_Exercise goal_: Only the total should be returned: the number of lines in the data that hold the string "judge".

———

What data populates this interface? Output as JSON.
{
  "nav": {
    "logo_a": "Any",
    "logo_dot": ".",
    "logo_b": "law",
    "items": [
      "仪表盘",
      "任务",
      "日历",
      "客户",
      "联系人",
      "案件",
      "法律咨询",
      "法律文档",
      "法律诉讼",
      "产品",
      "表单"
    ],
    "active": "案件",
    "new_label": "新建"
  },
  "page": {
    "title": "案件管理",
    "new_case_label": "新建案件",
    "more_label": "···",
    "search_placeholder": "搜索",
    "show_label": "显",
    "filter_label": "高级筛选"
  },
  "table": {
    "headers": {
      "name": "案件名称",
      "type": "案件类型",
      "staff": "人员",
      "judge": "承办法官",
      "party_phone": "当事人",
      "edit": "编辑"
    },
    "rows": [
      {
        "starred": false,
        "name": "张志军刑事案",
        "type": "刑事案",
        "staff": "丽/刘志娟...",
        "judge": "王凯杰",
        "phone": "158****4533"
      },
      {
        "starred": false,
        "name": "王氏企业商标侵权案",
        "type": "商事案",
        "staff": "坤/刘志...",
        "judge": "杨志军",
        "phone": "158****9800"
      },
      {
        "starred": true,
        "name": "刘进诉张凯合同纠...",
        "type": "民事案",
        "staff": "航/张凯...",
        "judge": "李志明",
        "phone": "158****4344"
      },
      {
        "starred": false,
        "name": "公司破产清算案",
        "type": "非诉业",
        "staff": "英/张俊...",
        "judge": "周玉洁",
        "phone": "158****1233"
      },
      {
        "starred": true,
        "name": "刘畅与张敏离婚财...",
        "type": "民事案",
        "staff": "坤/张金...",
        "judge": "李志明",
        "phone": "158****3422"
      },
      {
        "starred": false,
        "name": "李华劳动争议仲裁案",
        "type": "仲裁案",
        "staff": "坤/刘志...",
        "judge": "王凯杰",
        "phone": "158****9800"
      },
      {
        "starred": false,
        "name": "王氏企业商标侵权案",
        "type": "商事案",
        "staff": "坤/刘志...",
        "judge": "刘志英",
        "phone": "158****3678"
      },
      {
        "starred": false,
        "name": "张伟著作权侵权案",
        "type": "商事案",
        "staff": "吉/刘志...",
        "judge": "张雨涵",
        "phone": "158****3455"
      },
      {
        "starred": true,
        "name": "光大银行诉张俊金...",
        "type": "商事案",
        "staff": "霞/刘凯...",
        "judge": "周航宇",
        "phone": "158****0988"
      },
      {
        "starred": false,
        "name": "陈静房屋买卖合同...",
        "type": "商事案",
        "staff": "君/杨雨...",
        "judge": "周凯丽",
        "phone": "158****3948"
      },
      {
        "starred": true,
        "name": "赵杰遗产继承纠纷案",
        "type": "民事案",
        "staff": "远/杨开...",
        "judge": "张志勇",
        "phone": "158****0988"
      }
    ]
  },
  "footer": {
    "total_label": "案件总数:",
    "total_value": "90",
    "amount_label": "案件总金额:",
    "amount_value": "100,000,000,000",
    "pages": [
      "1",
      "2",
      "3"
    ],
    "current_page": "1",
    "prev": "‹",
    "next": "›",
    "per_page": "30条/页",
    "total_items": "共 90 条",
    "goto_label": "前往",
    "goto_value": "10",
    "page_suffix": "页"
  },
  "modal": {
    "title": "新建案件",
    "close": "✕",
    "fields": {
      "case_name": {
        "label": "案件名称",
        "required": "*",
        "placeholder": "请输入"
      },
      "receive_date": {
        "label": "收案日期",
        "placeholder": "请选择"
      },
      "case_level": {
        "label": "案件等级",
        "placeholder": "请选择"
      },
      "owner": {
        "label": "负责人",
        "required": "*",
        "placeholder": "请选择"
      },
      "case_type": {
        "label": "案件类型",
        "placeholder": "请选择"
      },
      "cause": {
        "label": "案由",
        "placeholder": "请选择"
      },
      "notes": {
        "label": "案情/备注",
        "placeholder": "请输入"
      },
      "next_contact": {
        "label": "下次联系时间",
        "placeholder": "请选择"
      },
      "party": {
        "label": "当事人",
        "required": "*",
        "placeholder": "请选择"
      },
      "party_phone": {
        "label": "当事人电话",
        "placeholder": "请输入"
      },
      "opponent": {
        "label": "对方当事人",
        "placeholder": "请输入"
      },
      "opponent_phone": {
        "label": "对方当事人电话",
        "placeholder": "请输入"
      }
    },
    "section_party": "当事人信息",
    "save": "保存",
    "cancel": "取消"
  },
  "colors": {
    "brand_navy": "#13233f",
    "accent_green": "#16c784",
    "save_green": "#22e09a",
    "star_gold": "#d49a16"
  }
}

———

_Result for this exercise_: 12